[Data extracted from a collection]
::::
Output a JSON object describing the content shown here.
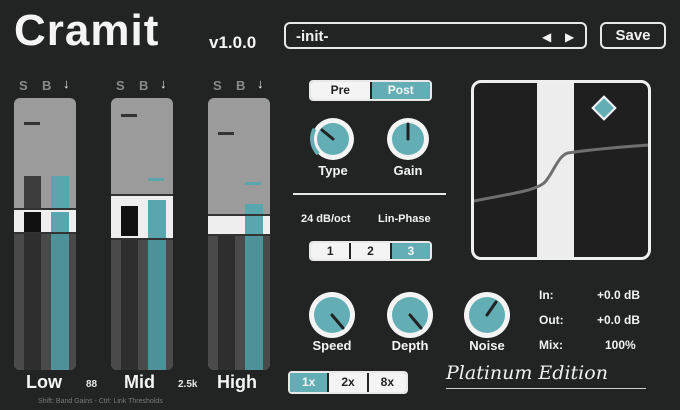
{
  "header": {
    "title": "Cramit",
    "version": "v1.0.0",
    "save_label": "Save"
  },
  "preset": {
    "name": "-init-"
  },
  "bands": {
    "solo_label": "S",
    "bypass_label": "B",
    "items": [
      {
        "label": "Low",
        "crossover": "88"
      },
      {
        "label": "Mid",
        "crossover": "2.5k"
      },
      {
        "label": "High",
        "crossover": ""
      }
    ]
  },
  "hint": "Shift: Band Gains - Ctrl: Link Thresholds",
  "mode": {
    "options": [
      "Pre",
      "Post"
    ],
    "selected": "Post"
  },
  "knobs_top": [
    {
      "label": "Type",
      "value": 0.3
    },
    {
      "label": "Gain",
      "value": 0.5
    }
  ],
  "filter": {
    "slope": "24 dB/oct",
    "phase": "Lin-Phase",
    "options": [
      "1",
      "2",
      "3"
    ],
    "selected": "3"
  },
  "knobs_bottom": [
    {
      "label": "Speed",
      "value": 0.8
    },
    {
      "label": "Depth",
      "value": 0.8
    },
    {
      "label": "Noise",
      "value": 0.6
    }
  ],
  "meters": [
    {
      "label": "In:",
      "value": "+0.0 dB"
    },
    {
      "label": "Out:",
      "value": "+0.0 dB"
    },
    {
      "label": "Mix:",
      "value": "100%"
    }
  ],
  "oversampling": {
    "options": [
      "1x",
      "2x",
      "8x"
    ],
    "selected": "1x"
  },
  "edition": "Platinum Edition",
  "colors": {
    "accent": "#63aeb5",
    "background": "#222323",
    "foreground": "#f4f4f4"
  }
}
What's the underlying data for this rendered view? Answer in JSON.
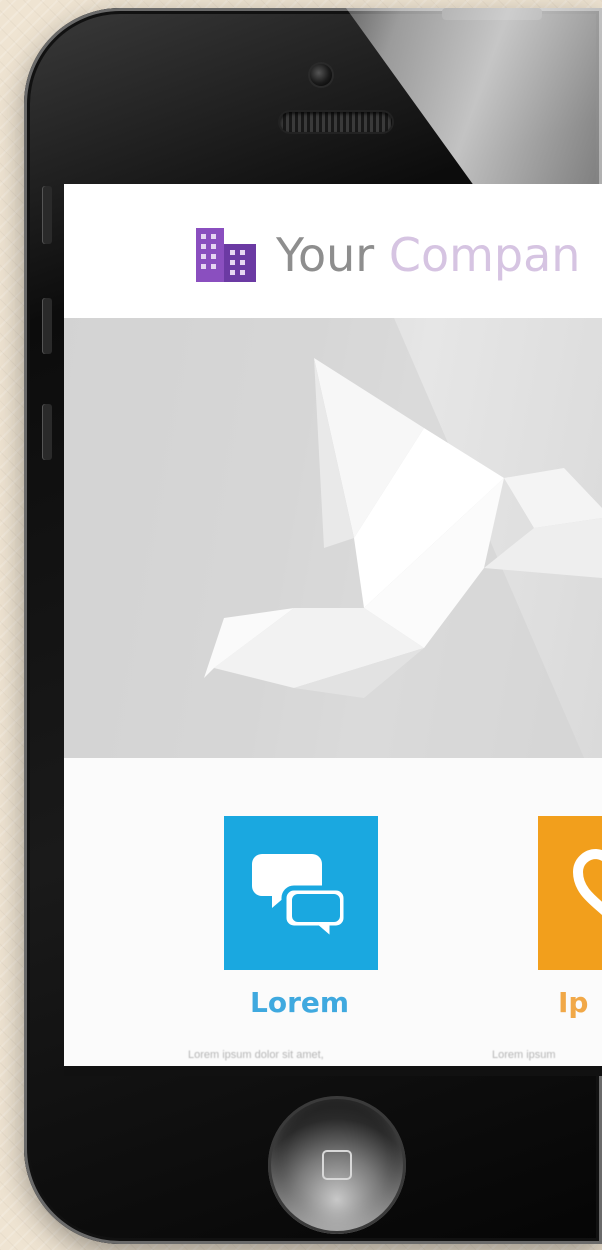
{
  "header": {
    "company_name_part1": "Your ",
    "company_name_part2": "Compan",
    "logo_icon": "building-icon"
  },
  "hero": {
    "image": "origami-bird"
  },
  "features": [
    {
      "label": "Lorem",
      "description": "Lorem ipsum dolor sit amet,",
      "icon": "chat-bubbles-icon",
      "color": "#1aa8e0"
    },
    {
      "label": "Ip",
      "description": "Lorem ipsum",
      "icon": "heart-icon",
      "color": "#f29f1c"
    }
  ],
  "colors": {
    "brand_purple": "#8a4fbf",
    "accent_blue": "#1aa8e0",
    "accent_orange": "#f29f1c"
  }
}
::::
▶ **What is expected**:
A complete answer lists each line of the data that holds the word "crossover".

▶ **Expected answer**:
        "crossover": "88"
        "crossover": "2.5k"
        "crossover": ""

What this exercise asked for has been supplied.